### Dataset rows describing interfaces
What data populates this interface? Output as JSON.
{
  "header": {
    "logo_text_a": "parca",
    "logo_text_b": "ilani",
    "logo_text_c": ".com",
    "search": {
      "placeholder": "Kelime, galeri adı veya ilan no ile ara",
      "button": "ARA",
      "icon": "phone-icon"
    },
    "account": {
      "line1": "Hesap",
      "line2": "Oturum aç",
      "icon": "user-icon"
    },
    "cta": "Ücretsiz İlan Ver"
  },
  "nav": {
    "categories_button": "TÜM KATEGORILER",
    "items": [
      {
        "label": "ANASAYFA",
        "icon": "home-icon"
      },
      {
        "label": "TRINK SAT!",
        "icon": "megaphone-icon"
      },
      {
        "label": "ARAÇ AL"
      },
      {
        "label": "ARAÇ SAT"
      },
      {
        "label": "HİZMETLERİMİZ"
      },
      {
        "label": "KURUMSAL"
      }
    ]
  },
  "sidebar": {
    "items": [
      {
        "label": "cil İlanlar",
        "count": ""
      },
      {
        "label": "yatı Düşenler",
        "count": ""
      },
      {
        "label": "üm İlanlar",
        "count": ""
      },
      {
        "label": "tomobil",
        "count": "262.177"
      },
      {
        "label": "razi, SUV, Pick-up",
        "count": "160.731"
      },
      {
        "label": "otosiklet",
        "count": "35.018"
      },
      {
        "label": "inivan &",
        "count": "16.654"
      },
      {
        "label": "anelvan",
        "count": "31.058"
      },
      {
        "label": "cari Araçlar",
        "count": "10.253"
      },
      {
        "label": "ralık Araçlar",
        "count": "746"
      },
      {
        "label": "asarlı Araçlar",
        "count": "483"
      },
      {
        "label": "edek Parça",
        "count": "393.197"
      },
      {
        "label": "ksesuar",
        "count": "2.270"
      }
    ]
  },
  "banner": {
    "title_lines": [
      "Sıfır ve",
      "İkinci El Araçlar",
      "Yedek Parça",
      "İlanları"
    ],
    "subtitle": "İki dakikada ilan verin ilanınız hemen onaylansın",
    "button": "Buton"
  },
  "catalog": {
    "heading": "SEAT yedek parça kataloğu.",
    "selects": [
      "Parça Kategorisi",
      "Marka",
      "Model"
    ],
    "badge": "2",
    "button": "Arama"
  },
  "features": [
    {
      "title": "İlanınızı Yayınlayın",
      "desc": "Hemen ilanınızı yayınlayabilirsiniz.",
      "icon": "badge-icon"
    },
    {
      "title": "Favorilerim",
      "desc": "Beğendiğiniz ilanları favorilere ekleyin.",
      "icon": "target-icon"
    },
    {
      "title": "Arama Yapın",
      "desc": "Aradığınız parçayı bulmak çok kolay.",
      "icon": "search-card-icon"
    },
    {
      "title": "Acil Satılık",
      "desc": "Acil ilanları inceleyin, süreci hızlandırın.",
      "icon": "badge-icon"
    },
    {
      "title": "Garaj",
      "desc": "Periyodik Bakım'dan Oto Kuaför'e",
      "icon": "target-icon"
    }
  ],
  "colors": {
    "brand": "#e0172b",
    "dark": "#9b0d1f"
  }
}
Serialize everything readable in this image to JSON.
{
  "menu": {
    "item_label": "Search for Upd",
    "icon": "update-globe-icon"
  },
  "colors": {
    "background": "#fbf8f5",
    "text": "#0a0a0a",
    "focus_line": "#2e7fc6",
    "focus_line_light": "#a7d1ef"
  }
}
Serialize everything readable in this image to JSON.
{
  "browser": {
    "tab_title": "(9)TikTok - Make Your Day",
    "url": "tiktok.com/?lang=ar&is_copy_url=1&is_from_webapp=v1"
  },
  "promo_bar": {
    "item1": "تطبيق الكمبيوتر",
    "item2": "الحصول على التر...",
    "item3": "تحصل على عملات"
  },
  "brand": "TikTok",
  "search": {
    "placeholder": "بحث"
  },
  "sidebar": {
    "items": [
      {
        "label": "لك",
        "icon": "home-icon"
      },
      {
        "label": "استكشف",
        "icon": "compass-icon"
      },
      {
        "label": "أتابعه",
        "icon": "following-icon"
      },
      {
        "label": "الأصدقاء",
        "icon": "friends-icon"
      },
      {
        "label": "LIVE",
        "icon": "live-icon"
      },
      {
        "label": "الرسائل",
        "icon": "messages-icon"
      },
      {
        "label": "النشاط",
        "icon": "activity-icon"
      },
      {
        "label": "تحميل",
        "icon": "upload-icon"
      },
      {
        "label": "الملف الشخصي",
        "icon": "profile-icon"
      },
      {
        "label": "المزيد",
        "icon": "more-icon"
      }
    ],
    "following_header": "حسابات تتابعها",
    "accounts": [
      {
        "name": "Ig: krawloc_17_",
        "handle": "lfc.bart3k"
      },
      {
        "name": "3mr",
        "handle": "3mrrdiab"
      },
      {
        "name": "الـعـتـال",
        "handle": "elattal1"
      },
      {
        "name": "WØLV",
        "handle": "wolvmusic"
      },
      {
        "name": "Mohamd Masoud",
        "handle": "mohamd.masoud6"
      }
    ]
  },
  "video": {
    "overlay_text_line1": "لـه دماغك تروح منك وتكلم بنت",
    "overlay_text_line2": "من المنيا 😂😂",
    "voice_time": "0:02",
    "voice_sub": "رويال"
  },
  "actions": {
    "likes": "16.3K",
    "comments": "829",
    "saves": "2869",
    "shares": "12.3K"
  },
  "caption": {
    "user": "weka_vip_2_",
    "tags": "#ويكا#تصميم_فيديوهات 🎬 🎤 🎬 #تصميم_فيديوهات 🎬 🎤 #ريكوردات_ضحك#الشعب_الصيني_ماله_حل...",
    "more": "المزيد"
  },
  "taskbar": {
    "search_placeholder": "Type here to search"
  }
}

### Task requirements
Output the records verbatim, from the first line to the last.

### Output for this task
What data populates this interface? Output as JSON.
{
  "header": {
    "logo_text_a": "parca",
    "logo_text_b": "ilani",
    "logo_text_c": ".com",
    "search": {
      "placeholder": "Kelime, galeri adı veya ilan no ile ara",
      "button": "ARA",
      "icon": "phone-icon"
    },
    "account": {
      "line1": "Hesap",
      "line2": "Oturum aç",
      "icon": "user-icon"
    },
    "cta": "Ücretsiz İlan Ver"
  },
  "nav": {
    "categories_button": "TÜM KATEGORILER",
    "items": [
      {
        "label": "ANASAYFA",
        "icon": "home-icon"
      },
      {
        "label": "TRINK SAT!",
        "icon": "megaphone-icon"
      },
      {
        "label": "ARAÇ AL"
      },
      {
        "label": "ARAÇ SAT"
      },
      {
        "label": "HİZMETLERİMİZ"
      },
      {
        "label": "KURUMSAL"
      }
    ]
  },
  "sidebar": {
    "items": [
      {
        "label": "cil İlanlar",
        "count": ""
      },
      {
        "label": "yatı Düşenler",
        "count": ""
      },
      {
        "label": "üm İlanlar",
        "count": ""
      },
      {
        "label": "tomobil",
        "count": "262.177"
      },
      {
        "label": "razi, SUV, Pick-up",
        "count": "160.731"
      },
      {
        "label": "otosiklet",
        "count": "35.018"
      },
      {
        "label": "inivan &",
        "count": "16.654"
      },
      {
        "label": "anelvan",
        "count": "31.058"
      },
      {
        "label": "cari Araçlar",
        "count": "10.253"
      },
      {
        "label": "ralık Araçlar",
        "count": "746"
      },
      {
        "label": "asarlı Araçlar",
        "count": "483"
      },
      {
        "label": "edek Parça",
        "count": "393.197"
      },
      {
        "label": "ksesuar",
        "count": "2.270"
      }
    ]
  },
  "banner": {
    "title_lines": [
      "Sıfır ve",
      "İkinci El Araçlar",
      "Yedek Parça",
      "İlanları"
    ],
    "subtitle": "İki dakikada ilan verin ilanınız hemen onaylansın",
    "button": "Buton"
  },
  "catalog": {
    "heading": "SEAT yedek parça kataloğu.",
    "selects": [
      "Parça Kategorisi",
      "Marka",
      "Model"
    ],
    "badge": "2",
    "button": "Arama"
  },
  "features": [
    {
      "title": "İlanınızı Yayınlayın",
      "desc": "Hemen ilanınızı yayınlayabilirsiniz.",
      "icon": "badge-icon"
    },
    {
      "title": "Favorilerim",
      "desc": "Beğendiğiniz ilanları favorilere ekleyin.",
      "icon": "target-icon"
    },
    {
      "title": "Arama Yapın",
      "desc": "Aradığınız parçayı bulmak çok kolay.",
      "icon": "search-card-icon"
    },
    {
      "title": "Acil Satılık",
      "desc": "Acil ilanları inceleyin, süreci hızlandırın.",
      "icon": "badge-icon"
    },
    {
      "title": "Garaj",
      "desc": "Periyodik Bakım'dan Oto Kuaför'e",
      "icon": "target-icon"
    }
  ],
  "colors": {
    "brand": "#e0172b",
    "dark": "#9b0d1f"
  }
}
Serialize everything readable in this image to JSON.
{
  "menu": {
    "item_label": "Search for Upd",
    "icon": "update-globe-icon"
  },
  "colors": {
    "background": "#fbf8f5",
    "text": "#0a0a0a",
    "focus_line": "#2e7fc6",
    "focus_line_light": "#a7d1ef"
  }
}
Serialize everything readable in this image to JSON.
{
  "browser": {
    "tab_title": "(9)TikTok - Make Your Day",
    "url": "tiktok.com/?lang=ar&is_copy_url=1&is_from_webapp=v1"
  },
  "promo_bar": {
    "item1": "تطبيق الكمبيوتر",
    "item2": "الحصول على التر...",
    "item3": "تحصل على عملات"
  },
  "brand": "TikTok",
  "search": {
    "placeholder": "بحث"
  },
  "sidebar": {
    "items": [
      {
        "label": "لك",
        "icon": "home-icon"
      },
      {
        "label": "استكشف",
        "icon": "compass-icon"
      },
      {
        "label": "أتابعه",
        "icon": "following-icon"
      },
      {
        "label": "الأصدقاء",
        "icon": "friends-icon"
      },
      {
        "label": "LIVE",
        "icon": "live-icon"
      },
      {
        "label": "الرسائل",
        "icon": "messages-icon"
      },
      {
        "label": "النشاط",
        "icon": "activity-icon"
      },
      {
        "label": "تحميل",
        "icon": "upload-icon"
      },
      {
        "label": "الملف الشخصي",
        "icon": "profile-icon"
      },
      {
        "label": "المزيد",
        "icon": "more-icon"
      }
    ],
    "following_header": "حسابات تتابعها",
    "accounts": [
      {
        "name": "Ig: krawloc_17_",
        "handle": "lfc.bart3k"
      },
      {
        "name": "3mr",
        "handle": "3mrrdiab"
      },
      {
        "name": "الـعـتـال",
        "handle": "elattal1"
      },
      {
        "name": "WØLV",
        "handle": "wolvmusic"
      },
      {
        "name": "Mohamd Masoud",
        "handle": "mohamd.masoud6"
      }
    ]
  },
  "video": {
    "overlay_text_line1": "لـه دماغك تروح منك وتكلم بنت",
    "overlay_text_line2": "من المنيا 😂😂",
    "voice_time": "0:02",
    "voice_sub": "رويال"
  },
  "actions": {
    "likes": "16.3K",
    "comments": "829",
    "saves": "2869",
    "shares": "12.3K"
  },
  "caption": {
    "user": "weka_vip_2_",
    "tags": "#ويكا#تصميم_فيديوهات 🎬 🎤 🎬 #تصميم_فيديوهات 🎬 🎤 #ريكوردات_ضحك#الشعب_الصيني_ماله_حل...",
    "more": "المزيد"
  },
  "taskbar": {
    "search_placeholder": "Type here to search"
  }
}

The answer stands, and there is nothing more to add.